The Greenspan farewells are interesting, most of all (in my view) Milton Friedman's, as in his WSJ op-ed today:
"Over the course of a long friendship, Alan Greenspan and I have generally found ourselves in accord on monetary theory and policy, with one major exception. I have long favored the use of strict rules to control the amount of money created. Alan says I am wrong and that discretion is preferable, indeed essential. Now that his 18-year stint as chairman of the Fed is finished, I must confess that his performance has persuaded me that he is right -- in his own case."
Computer algorithms cannot translate languages because they cannot capture context and nuance. Can algorithm's (programmed by whom?) guide money growth? The original Friedman view was that rules are better than the hash that previous FRBs served up. Faint praise for rules.

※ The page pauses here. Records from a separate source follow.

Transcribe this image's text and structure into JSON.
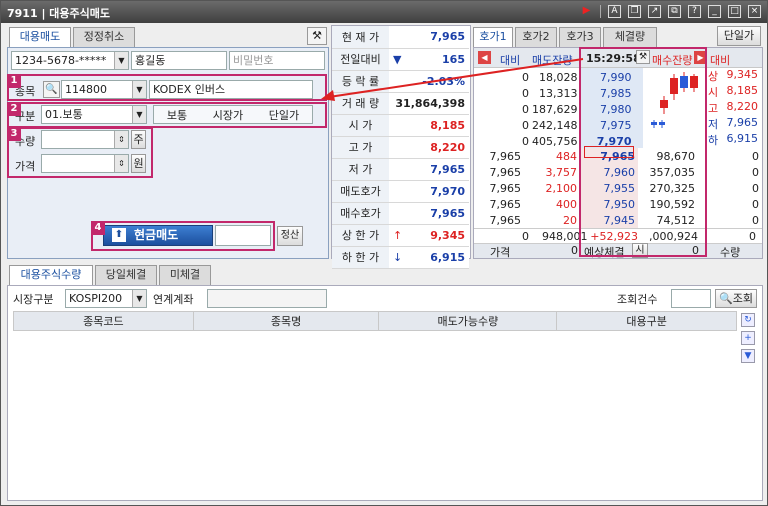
{
  "title": "7911 | 대용주식매도",
  "left": {
    "tabs": [
      "대용매도",
      "정정취소"
    ],
    "account": "1234-5678-*****",
    "name": "홍길동",
    "password_placeholder": "비밀번호",
    "stock_label": "종목",
    "stock_code": "114800",
    "stock_name": "KODEX 인버스",
    "type_label": "구분",
    "type_value": "01.보통",
    "type_options": [
      "보통",
      "시장가",
      "단일가"
    ],
    "qty_label": "수량",
    "qty_unit": "주",
    "price_label": "가격",
    "price_unit": "원",
    "sell_button": "현금매도",
    "calc_button": "정산"
  },
  "steps": [
    "1",
    "2",
    "3",
    "4"
  ],
  "price": [
    {
      "k": "현 재 가",
      "v": "7,965",
      "c": "blue"
    },
    {
      "k": "전일대비",
      "v": "165",
      "c": "blue",
      "arrow": "▼"
    },
    {
      "k": "등 락 률",
      "v": "-2.03%",
      "c": "blue"
    },
    {
      "k": "거 래 량",
      "v": "31,864,398",
      "c": ""
    },
    {
      "k": "시   가",
      "v": "8,185",
      "c": "red"
    },
    {
      "k": "고   가",
      "v": "8,220",
      "c": "red"
    },
    {
      "k": "저   가",
      "v": "7,965",
      "c": "blue"
    },
    {
      "k": "매도호가",
      "v": "7,970",
      "c": "blue"
    },
    {
      "k": "매수호가",
      "v": "7,965",
      "c": "blue"
    },
    {
      "k": "상 한 가",
      "v": "9,345",
      "c": "red",
      "arrow": "↑"
    },
    {
      "k": "하 한 가",
      "v": "6,915",
      "c": "blue",
      "arrow": "↓"
    }
  ],
  "ob": {
    "tabs": [
      "호가1",
      "호가2",
      "호가3",
      "체결량"
    ],
    "single_btn": "단일가",
    "hdr": {
      "diff": "대비",
      "ask": "매도잔량",
      "time": "15:29:58",
      "bid": "매수잔량",
      "diff2": "대비"
    },
    "ask_rows": [
      {
        "d": "0",
        "q": "18,028",
        "p": "7,990"
      },
      {
        "d": "0",
        "q": "13,313",
        "p": "7,985"
      },
      {
        "d": "0",
        "q": "187,629",
        "p": "7,980"
      },
      {
        "d": "0",
        "q": "242,148",
        "p": "7,975"
      },
      {
        "d": "0",
        "q": "405,756",
        "p": "7,970"
      }
    ],
    "bid_rows": [
      {
        "a": "7,965",
        "b": "484",
        "p": "7,965",
        "q": "98,670",
        "d": "0"
      },
      {
        "a": "7,965",
        "b": "3,757",
        "p": "7,960",
        "q": "357,035",
        "d": "0"
      },
      {
        "a": "7,965",
        "b": "2,100",
        "p": "7,955",
        "q": "270,325",
        "d": "0"
      },
      {
        "a": "7,965",
        "b": "400",
        "p": "7,950",
        "q": "190,592",
        "d": "0"
      },
      {
        "a": "7,965",
        "b": "20",
        "p": "7,945",
        "q": "74,512",
        "d": "0"
      }
    ],
    "summary": {
      "d": "0",
      "ask_total": "948,001",
      "diff": "+52,923",
      "bid_total": ",000,924",
      "d2": "0"
    },
    "right_info": [
      {
        "k": "상",
        "v": "9,345",
        "c": "red"
      },
      {
        "k": "시",
        "v": "8,185",
        "c": "red"
      },
      {
        "k": "고",
        "v": "8,220",
        "c": "red"
      },
      {
        "k": "저",
        "v": "7,965",
        "c": "blue"
      },
      {
        "k": "하",
        "v": "6,915",
        "c": "blue"
      }
    ],
    "footer": {
      "price": "가격",
      "price_val": "0",
      "expected": "예상체결",
      "si": "시",
      "exp_val": "0",
      "qty": "수량"
    }
  },
  "bottom": {
    "tabs": [
      "대용주식수량",
      "당일체결",
      "미체결"
    ],
    "market_label": "시장구분",
    "market_value": "KOSPI200",
    "linked_label": "연계계좌",
    "count_label": "조회건수",
    "query_button": "조회",
    "columns": [
      "종목코드",
      "종목명",
      "매도가능수량",
      "대용구분"
    ]
  }
}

But a really good governor can beat simple algorithms.
The WSJ front-page adds: "Greenspan's Legacy Rests on Results, Not Theories ... Fed Chief's Biggest Idea Was to Avoid Having One: Embracing Ambiguity".
Can this wisdom be bottled -- and served to the new Chairman? The whole story is bearish for economic theory.